Huie’s subjects come from the everyday: people whose faces we see but often fail to notice. Within each of those individuals, personal stories unfold on the grand and small scales; yet all are affected by a confluence of cultural and social forces. His photographs capture glimpses into these private stories as a way to gain insight into the lives of others.

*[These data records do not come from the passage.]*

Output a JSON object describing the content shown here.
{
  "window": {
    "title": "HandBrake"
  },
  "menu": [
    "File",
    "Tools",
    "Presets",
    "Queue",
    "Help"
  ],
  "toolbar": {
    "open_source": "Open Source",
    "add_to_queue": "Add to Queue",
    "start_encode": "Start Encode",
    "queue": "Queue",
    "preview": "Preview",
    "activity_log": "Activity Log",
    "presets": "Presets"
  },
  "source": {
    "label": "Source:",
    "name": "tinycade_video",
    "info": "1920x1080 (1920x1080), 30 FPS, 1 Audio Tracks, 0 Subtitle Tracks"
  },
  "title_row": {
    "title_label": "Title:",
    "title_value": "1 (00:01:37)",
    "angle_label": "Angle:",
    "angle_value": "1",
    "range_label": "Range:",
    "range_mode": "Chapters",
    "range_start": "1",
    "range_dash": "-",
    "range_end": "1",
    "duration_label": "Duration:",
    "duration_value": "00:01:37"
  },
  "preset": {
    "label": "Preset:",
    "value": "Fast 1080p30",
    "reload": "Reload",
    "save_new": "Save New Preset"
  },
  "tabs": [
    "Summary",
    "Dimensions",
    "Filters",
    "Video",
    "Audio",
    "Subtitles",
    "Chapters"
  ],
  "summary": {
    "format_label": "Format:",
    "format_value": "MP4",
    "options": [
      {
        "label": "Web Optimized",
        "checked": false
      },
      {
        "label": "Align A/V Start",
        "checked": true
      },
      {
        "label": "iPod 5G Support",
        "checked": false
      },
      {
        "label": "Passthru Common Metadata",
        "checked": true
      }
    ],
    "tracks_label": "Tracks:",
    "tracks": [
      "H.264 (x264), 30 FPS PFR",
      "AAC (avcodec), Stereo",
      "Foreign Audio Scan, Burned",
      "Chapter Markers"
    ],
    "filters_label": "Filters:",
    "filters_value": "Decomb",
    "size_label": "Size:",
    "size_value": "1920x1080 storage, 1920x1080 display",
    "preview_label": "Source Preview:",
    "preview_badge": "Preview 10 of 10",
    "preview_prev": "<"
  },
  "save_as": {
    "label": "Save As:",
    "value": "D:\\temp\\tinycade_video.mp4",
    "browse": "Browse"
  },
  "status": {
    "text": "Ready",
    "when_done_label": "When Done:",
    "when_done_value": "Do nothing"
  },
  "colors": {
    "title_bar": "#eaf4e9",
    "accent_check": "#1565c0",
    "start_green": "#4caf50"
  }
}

On May 16, Huie will facilitate and take part in a special talk in the Starion Financial Gallery that will be transformed into a “Third Place,” where participants are encouraged to share their own thoughts and experiences living in our increasingly diverse community. In addition to the images by Huie, the exhibit features work from Fargo-based photographer Ann Arbor Miller. Miller spent time as an informal apprentice with Huie as he worked with various members in the community, documenting and emulating his process.
WHAT: Wing Young Huie Opening Reception including gallery talk, karaoke, ping pong, hors d’ouevres, and cash bar
WHEN: Thursday, May 16 at 7 PM
WHERE: Plains Art Museum
COST: Members free, students $5, nonmembers $10
Join the Plains Art Museum for your Fifteen Minutes of Fame at the 17th annual Spring Gala on Saturday, May 4th from 7 PM – Midnight! With presenting sponsor Border States Electric, the theme will be based on Andy Warhol’s Creating Myth and Icon exhibition, so come dressed to impress as your favorite icon or in cocktail attire. The night will be filled with ravishing fun!
Mosaic Foods will be catering their famous food for the event followed by delicious desserts from Nichole’s Fine Pastry. Happy Harry’s will be providing a wine and beer tasting and Post Traumatic Funk Syndrome will be performing live music so guests can dance the night away! In addition, there will be dinner music by Diane Miller and the Silver Daggers, a photo booth to capture your look, cocktails by Side Street, and much more.
A silent art auction will be held throughout the event where regional artists will have their artwork for sale.
Proceeds will benefit the Plains Art Museum educational programs.
To purchase tickets, visit http://events.r20.constantcontact.com/register/event?oeidk=a07e6uzv2mca7e09f25&llr=rgnqygcab or call (701) 232-3821.
Written by Savanna, Communications Intern.